But why does this priority not percolate downwards to every recruiter who assesses a resume? Why do corporates end up speaking about the diversity imperative at leadership levels but not follow it through by educating their recruiters that women on breaks have valid reasons for them? Answers Dr. Saundarya Rajesh, Founder-President, AVTAR Career Creators and FLEXI Careers India, “The awareness among corporates about having women in the workplace and enabling them to pursue sustainable careers irrespective of the undulations, is a gradual awakening. In our journey of 9 years, we find companies becoming more and more conducive to the idea that a 50-50 gender balance has to be a reality if we, as a country, are to move up the Human Development Index. But sensitizing the actual implementers – the recruiters, the line managers, the hiring managers – onwhat it means to be a returning woman – is extremely vital”. Workshops and training programs on inclusive behaviour, on uncovering cognitive biases are bringing about a change in the mindsets of the average employee. Thus, discerning organizations look at cascading the leadership intent into everyday behaviour and practice
Ms. Usha Pillai, Chief Consultant – WINSKILLS, an AVTAR I-WIN initiative and herself a returning mother, presented the “Essentials for a successful return” workshop and emphasised the necessity to prepare. “Success in your re-entry is all about preparation. The more you prepare, the better you are equipped to face the reality of a second career”.
Ms. MadhuraDasGupta Sinha, Head- Employee Experience at IDFC spoke about the time taken to identify the right job. “It’s like the time you invest in finding your spouse – it is as important and as life changing” she said. Speaking about the work being done by IDFC in the space of Diversity & Inclusion, Ms. Sinha mentioned that the organization was still in early stages of D&I but very keen on scaling up fast.
Vodafone, IDFC, Deutsche Bank, Cognizant and Bharti Axa Life Insurance were some of the organizations that participated in the SEGUE Sessions Mumbai edition. The specialty of the conference was that apart from skill-building and networking, each of the handpicked 250 women got an opportunity to deliver an elevator pitch to the organization of their choice.
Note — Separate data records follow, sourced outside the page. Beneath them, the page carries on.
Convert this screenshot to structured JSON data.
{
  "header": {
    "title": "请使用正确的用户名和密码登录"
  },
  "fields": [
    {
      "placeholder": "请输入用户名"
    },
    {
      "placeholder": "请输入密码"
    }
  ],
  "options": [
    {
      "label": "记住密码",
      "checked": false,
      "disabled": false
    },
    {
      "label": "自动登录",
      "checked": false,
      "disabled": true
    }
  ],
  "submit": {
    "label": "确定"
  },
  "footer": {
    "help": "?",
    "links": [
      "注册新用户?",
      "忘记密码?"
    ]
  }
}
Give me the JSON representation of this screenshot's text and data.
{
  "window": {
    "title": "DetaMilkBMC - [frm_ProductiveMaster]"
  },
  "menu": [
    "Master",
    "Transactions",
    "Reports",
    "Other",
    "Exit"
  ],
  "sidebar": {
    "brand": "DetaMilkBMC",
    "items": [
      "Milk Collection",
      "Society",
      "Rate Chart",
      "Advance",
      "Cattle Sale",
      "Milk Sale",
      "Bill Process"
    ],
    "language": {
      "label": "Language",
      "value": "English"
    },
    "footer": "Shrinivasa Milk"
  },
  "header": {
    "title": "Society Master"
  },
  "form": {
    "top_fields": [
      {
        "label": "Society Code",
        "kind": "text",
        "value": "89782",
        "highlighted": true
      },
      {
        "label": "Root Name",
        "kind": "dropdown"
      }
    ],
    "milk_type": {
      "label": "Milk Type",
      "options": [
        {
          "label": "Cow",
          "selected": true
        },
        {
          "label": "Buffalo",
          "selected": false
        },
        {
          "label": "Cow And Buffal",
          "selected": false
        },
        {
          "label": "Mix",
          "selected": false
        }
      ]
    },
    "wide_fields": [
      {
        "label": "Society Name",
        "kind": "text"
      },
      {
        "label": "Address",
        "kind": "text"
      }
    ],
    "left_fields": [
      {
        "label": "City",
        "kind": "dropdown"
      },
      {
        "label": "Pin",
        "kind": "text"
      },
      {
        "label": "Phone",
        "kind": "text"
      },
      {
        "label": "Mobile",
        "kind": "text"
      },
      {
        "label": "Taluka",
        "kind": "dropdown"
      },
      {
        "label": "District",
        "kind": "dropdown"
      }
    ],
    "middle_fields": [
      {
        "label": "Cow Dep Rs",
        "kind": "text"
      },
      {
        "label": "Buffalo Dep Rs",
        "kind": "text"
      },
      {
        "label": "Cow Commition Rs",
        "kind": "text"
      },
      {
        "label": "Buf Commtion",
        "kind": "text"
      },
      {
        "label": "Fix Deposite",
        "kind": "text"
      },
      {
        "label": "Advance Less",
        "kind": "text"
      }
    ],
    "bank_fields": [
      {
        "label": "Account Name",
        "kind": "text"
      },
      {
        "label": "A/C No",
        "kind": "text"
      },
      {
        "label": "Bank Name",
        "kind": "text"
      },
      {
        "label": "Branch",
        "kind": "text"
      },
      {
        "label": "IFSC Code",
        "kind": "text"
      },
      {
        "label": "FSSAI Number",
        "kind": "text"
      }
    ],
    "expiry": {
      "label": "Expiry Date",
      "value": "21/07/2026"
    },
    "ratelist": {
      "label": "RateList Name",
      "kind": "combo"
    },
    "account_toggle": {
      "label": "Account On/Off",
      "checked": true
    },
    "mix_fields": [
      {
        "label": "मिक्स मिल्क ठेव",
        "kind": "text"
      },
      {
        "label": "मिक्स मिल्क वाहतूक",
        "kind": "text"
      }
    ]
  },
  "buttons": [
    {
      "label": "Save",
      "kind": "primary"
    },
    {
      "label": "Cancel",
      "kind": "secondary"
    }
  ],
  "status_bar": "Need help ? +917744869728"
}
Speaking about the experiencing of conducting the 9th edition of SEGUE Sessions, Mr. K. Umasanker, Co-Founder of AVTAR Career Creators, mentioned, “We are chipping away at the grand number of a 50-50 gender balance in Indian workplaces, one SEGUE at a time. SEGUE Sessions - Gurgaon scheduled to take place during February 2015 will be our 10th experience of creating careers”
AVTAR has helped me secure this job and bringing back my confidence. I would like to thank them from the bottom of my heart.
Irrespective of the country, culture or religion, it is the same dilemma a working woman goes through – how to balance personal life and professional life. Thanks to the effort of women like Saundarya Rajesh, now it is possible to have second innings for women who kept aside their careers in order to take care of their family needs.